The Renters’ Reform Bill is dead in the water and must now be started again after years of uncertainty and campaigning by landlord and tenant groups.

Commons Leader Penny Mordaunt did not include the Bill in the ‘wash-up’ period which would have allowed the legislation to be rushed through by MPs ahead of the suspension of Parliament for the election.

Shadow housing minister Matthew Pennycook has promised that Labour will deliver legislation to reform the private rented sector. Pennycook stated “The Tories’ decision to cave in to vested interests and abandon the Renters’ Reform Bill leaves in tatters the promises they made to private tenants five years ago. Labour will pass renters reform legislation that levels decisively the playing field between landlords and tenants.”

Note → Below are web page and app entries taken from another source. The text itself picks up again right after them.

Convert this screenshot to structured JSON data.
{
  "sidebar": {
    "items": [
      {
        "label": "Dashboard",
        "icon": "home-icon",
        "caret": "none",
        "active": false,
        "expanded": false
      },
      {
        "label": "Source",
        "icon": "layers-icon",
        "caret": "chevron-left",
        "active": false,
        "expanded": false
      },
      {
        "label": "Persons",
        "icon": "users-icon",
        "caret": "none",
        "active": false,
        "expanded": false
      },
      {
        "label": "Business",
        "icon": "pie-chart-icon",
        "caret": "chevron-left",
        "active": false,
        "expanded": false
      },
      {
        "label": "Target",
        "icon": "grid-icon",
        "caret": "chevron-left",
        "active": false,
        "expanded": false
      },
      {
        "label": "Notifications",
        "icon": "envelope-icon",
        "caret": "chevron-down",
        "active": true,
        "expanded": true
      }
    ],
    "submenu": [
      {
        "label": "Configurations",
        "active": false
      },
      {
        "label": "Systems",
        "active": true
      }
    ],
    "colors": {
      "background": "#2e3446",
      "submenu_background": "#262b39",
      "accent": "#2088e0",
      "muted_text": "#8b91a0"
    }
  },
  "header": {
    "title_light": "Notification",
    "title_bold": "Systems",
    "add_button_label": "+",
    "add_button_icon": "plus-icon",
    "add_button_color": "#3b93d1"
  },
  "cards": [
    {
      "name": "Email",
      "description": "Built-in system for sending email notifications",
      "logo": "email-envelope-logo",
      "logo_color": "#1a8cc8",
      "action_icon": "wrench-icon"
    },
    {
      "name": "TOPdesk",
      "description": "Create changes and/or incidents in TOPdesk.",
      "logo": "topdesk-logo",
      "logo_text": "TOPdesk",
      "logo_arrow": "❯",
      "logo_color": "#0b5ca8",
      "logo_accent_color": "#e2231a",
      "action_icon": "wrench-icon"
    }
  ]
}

Generation Rent has criticised the government for failing in its promise to renters at the last election to deliver a fairer tenancy system. Chief executive Ben Twomey says “Whoever forms the next government must make rental reform a key part of their agenda”.

“This means proper protections from evictions when we have done nothing wrong, and limits on unaffordable rent rises so we can’t be turfed on to the streets at a landlord’s whim.”

NRLA chief executive Ben Beadle says after delay in government and a failure to be clear about how to ensure changes would work, the sector now faces more uncertainty.

Beadle adds “Reforming the sector will be an important issue for the next government and we will work constructively with them to ensure changes are fair and workable.”

“That means empowering tenants to challenge rogue and criminal landlords whilst ensuring the confidence of responsible landlords to stay in the market.”

Allison Thompson, national lettings managing director at Leaders Romans Group, is disappointed that the Bill won’t pass into law and says it’s a significant setback.

She says “LRG has consistently advocated for a balanced approach that protects both tenants’ rights and landlords’ interests.”

“The failure to pass the Renters Reform Bill highlights the need for comprehensive housing policies that provide stability and address the critical issues facing the sector, principally the undersupply of good-quality rental homes.”

“We urge the next administration to place housing at the heart of its agenda, providing the consistency and long-term focus that the sector desperately needs.”

“In the landscape of property lettings it’s imperative for agents and landlords alike to grasp the distinctions between statutory and contractual tenancy agreements which operate in England.”